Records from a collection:
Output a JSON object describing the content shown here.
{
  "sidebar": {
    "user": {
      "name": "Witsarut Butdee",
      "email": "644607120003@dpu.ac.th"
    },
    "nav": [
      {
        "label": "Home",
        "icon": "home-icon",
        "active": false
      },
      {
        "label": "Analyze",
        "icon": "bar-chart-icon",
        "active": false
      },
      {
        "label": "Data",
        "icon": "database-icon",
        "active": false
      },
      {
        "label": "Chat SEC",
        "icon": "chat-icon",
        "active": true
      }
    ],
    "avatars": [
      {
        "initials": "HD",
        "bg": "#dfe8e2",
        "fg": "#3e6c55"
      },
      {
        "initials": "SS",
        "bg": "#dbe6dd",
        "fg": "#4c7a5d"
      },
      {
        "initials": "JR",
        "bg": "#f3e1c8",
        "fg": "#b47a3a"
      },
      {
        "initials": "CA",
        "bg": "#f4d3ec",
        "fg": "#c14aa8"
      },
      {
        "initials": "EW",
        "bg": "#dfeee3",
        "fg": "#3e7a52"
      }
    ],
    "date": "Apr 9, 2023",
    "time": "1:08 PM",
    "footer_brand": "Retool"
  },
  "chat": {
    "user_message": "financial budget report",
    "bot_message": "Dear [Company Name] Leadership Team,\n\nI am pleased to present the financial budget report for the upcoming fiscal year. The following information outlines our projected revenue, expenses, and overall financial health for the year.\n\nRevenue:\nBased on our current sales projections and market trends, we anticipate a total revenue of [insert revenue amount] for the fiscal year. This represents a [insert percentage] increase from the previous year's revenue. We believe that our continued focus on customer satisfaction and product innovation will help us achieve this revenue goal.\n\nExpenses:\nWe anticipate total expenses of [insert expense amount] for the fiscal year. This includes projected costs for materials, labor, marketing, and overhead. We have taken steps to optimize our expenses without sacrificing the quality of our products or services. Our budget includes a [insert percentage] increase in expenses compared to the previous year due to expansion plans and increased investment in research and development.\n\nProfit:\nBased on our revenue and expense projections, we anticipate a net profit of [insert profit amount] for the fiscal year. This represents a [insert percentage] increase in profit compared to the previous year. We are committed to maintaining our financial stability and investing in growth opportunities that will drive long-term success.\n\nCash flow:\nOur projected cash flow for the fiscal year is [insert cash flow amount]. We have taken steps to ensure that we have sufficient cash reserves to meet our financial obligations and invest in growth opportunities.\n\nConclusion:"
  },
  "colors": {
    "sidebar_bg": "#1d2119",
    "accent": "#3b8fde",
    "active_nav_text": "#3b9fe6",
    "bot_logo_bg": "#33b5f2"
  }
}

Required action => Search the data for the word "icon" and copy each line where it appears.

Completed task =>
        "icon": "home-icon",
        "icon": "bar-chart-icon",
        "icon": "database-icon",
        "icon": "chat-icon",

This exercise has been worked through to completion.